# [PROBLEM STATEMENT]
Return only the number of lines in the data below where the word "date" appears.

Data excerpts:
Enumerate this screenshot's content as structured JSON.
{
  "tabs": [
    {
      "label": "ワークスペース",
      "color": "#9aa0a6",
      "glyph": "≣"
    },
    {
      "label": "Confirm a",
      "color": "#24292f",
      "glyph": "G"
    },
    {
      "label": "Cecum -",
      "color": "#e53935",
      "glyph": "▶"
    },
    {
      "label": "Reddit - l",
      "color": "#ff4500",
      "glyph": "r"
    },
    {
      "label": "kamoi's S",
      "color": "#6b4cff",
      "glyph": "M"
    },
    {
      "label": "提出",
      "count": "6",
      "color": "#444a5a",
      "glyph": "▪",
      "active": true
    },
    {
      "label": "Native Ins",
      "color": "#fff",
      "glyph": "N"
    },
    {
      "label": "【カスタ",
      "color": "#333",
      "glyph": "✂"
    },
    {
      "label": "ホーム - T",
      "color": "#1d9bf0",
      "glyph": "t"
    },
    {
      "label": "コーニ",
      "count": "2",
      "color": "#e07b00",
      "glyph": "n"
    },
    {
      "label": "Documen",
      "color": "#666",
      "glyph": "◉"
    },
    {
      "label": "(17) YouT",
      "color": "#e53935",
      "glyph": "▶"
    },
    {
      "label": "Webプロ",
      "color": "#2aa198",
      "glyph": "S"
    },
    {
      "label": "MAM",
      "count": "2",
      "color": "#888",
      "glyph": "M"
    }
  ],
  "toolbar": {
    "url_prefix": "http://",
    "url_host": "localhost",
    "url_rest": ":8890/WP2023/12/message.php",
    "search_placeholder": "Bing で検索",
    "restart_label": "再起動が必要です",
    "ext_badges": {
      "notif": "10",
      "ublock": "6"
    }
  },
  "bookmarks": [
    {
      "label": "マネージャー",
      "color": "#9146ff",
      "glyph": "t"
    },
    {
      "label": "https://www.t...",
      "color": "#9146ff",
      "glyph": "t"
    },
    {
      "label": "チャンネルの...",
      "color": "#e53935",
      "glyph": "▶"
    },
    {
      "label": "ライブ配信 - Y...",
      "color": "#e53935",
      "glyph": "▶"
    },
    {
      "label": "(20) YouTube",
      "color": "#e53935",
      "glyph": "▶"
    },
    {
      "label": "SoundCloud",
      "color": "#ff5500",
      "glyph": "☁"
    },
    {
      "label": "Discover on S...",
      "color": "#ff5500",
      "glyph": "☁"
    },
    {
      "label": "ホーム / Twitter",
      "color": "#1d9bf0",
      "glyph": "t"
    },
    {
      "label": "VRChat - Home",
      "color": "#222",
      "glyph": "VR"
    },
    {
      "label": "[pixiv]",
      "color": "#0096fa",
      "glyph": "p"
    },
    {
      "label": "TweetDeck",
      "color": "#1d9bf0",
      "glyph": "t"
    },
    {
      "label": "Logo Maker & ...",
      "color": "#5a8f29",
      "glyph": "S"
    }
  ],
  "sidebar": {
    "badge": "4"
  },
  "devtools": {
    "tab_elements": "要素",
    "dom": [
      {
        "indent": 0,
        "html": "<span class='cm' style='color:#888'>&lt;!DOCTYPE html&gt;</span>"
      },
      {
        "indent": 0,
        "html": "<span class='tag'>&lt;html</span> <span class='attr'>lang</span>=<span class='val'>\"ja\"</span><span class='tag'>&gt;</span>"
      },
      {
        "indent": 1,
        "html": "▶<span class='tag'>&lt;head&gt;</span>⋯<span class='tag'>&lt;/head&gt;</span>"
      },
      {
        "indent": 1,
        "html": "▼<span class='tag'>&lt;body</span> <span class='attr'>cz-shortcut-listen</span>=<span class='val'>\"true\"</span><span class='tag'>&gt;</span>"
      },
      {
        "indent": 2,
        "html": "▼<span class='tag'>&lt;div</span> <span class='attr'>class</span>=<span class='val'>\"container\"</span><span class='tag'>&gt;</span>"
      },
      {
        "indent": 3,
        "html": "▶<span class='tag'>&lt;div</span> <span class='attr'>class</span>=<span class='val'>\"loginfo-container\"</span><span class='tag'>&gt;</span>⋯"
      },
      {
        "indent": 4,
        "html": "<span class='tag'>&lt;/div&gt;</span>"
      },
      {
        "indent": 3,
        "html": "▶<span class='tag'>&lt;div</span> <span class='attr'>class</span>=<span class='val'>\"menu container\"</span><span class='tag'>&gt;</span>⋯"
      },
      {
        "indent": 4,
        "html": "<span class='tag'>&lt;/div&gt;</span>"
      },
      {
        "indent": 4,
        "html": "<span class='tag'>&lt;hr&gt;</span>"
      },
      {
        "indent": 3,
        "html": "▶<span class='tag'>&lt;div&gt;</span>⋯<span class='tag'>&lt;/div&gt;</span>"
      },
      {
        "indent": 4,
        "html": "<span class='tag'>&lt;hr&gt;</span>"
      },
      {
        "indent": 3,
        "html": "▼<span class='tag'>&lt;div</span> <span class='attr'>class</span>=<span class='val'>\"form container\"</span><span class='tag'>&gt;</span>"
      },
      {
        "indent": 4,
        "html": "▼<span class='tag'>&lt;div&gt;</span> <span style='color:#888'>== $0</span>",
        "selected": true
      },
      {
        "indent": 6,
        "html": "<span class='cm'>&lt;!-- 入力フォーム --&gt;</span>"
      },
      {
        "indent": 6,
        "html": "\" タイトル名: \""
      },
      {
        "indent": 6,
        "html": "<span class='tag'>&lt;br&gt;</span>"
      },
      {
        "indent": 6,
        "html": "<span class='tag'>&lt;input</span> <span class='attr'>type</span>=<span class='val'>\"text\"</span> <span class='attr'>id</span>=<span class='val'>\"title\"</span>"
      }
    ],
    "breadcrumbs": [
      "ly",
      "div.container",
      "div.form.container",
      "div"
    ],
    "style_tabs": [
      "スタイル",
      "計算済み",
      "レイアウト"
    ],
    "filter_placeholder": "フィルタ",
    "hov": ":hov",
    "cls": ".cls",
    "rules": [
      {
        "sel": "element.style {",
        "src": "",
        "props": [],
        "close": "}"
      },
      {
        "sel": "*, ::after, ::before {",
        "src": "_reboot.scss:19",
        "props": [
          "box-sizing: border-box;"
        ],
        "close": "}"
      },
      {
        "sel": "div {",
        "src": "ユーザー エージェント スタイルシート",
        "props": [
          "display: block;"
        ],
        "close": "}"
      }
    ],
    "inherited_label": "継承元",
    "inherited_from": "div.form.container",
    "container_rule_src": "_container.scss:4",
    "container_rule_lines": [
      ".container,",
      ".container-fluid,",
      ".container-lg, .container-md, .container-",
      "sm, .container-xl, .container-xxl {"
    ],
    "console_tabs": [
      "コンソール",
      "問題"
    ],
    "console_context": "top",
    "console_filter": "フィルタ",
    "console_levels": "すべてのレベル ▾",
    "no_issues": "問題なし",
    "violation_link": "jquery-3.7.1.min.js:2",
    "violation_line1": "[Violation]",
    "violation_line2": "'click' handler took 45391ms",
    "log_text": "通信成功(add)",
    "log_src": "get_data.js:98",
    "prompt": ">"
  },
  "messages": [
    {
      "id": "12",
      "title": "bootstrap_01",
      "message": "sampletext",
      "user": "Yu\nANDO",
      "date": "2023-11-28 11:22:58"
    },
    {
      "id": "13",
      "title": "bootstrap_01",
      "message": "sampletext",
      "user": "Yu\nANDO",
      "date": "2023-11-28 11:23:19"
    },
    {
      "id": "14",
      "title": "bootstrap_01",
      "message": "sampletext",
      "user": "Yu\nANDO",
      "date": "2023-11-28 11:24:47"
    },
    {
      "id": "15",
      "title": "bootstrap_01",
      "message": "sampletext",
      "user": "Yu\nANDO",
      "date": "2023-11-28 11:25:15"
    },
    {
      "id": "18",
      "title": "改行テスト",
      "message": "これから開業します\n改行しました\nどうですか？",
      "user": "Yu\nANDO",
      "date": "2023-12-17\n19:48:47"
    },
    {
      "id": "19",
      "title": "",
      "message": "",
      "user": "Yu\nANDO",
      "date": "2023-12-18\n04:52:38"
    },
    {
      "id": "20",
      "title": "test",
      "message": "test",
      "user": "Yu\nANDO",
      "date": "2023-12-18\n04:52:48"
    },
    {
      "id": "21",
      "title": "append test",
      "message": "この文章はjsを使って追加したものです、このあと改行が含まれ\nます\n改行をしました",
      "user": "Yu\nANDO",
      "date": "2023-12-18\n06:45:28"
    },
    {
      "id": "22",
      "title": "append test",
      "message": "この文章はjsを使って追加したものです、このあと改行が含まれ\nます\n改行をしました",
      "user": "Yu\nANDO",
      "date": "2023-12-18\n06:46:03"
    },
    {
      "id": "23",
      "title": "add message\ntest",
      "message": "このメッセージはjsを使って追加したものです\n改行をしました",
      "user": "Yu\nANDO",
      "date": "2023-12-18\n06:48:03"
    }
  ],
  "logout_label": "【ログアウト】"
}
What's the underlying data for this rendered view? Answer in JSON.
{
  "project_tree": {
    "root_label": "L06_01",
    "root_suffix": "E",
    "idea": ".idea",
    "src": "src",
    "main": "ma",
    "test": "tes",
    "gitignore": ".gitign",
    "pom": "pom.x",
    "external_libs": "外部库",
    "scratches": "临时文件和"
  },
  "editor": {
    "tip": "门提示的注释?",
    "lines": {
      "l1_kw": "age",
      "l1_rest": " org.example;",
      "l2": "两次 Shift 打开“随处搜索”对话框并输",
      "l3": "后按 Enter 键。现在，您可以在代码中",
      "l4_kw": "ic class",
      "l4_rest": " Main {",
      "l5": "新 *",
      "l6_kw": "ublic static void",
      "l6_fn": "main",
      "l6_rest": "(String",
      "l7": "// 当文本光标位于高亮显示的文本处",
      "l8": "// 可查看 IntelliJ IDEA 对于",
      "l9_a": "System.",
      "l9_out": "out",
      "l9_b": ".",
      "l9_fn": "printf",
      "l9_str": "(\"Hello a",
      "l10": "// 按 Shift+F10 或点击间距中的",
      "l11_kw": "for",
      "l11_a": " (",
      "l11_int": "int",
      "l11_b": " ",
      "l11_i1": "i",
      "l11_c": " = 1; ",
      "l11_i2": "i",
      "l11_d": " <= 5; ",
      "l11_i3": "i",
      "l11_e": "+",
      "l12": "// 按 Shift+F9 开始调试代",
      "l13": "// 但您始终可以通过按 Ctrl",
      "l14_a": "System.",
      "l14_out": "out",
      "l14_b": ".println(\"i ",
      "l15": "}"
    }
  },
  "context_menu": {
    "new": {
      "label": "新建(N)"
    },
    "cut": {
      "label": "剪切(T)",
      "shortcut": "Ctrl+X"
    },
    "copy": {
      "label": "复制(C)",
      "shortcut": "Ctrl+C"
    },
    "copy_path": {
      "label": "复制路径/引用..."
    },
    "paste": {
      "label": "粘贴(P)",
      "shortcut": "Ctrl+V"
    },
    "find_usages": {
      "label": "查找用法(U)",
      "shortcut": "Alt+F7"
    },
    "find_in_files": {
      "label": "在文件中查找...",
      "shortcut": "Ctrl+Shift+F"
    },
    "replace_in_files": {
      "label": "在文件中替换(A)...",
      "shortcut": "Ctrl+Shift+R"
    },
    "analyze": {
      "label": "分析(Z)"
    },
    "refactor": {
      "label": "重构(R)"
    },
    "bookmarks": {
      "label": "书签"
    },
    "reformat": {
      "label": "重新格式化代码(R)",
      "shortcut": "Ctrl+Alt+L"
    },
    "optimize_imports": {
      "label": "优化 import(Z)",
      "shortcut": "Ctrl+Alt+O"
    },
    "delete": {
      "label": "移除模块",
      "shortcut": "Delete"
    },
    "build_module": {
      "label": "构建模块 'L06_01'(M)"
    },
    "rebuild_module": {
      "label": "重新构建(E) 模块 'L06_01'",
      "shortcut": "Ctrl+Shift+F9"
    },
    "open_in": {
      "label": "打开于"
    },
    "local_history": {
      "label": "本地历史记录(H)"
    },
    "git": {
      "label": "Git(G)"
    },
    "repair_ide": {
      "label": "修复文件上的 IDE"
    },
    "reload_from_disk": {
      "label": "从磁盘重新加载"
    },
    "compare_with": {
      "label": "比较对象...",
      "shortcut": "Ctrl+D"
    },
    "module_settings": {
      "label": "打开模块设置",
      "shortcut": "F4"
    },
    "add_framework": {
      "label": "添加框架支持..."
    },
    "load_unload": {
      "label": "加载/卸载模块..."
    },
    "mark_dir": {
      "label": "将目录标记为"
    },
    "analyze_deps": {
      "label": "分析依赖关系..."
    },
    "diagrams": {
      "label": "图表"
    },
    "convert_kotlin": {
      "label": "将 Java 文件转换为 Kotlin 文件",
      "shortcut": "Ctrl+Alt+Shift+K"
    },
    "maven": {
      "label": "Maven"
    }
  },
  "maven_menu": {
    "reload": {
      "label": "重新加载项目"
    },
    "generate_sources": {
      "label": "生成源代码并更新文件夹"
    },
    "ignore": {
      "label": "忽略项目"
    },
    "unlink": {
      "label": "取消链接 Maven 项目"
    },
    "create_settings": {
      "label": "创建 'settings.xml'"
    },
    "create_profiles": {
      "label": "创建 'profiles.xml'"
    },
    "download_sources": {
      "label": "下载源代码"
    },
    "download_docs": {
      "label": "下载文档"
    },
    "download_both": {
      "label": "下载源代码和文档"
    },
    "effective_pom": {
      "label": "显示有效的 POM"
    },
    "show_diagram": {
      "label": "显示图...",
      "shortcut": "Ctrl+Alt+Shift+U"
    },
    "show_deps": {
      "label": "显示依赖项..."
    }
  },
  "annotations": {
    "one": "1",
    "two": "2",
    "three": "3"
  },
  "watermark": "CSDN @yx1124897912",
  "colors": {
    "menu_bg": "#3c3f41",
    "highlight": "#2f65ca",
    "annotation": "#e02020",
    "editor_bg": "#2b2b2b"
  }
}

# [ANSWER]
10